» GOAL OF THE EXERCISE
Please write out all of the records below exactly as they appear.

----

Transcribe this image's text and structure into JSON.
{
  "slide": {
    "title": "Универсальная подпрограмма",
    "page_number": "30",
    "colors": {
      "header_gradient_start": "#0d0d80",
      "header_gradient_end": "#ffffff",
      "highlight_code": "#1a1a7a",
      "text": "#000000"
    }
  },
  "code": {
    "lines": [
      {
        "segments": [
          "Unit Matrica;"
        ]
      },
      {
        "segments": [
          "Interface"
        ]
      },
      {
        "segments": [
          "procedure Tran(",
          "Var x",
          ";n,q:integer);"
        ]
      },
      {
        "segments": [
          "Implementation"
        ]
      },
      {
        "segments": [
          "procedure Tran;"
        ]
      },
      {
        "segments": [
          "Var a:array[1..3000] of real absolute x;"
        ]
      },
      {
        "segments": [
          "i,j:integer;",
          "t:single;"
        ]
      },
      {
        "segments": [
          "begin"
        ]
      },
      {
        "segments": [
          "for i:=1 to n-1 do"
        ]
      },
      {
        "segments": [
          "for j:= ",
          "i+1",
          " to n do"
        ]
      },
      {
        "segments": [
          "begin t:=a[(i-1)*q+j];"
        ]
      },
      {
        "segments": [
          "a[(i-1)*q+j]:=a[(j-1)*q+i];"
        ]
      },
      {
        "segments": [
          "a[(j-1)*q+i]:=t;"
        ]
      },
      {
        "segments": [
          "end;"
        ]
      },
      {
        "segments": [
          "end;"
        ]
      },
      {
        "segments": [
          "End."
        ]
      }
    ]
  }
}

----

» ANSWER
Transcribe this image's text and structure into JSON.
{
  "slide": {
    "title": "Универсальная подпрограмма",
    "page_number": "30",
    "colors": {
      "header_gradient_start": "#0d0d80",
      "header_gradient_end": "#ffffff",
      "highlight_code": "#1a1a7a",
      "text": "#000000"
    }
  },
  "code": {
    "lines": [
      {
        "segments": [
          "Unit Matrica;"
        ]
      },
      {
        "segments": [
          "Interface"
        ]
      },
      {
        "segments": [
          "procedure Tran(",
          "Var x",
          ";n,q:integer);"
        ]
      },
      {
        "segments": [
          "Implementation"
        ]
      },
      {
        "segments": [
          "procedure Tran;"
        ]
      },
      {
        "segments": [
          "Var a:array[1..3000] of real absolute x;"
        ]
      },
      {
        "segments": [
          "i,j:integer;",
          "t:single;"
        ]
      },
      {
        "segments": [
          "begin"
        ]
      },
      {
        "segments": [
          "for i:=1 to n-1 do"
        ]
      },
      {
        "segments": [
          "for j:= ",
          "i+1",
          " to n do"
        ]
      },
      {
        "segments": [
          "begin t:=a[(i-1)*q+j];"
        ]
      },
      {
        "segments": [
          "a[(i-1)*q+j]:=a[(j-1)*q+i];"
        ]
      },
      {
        "segments": [
          "a[(j-1)*q+i]:=t;"
        ]
      },
      {
        "segments": [
          "end;"
        ]
      },
      {
        "segments": [
          "end;"
        ]
      },
      {
        "segments": [
          "End."
        ]
      }
    ]
  }
}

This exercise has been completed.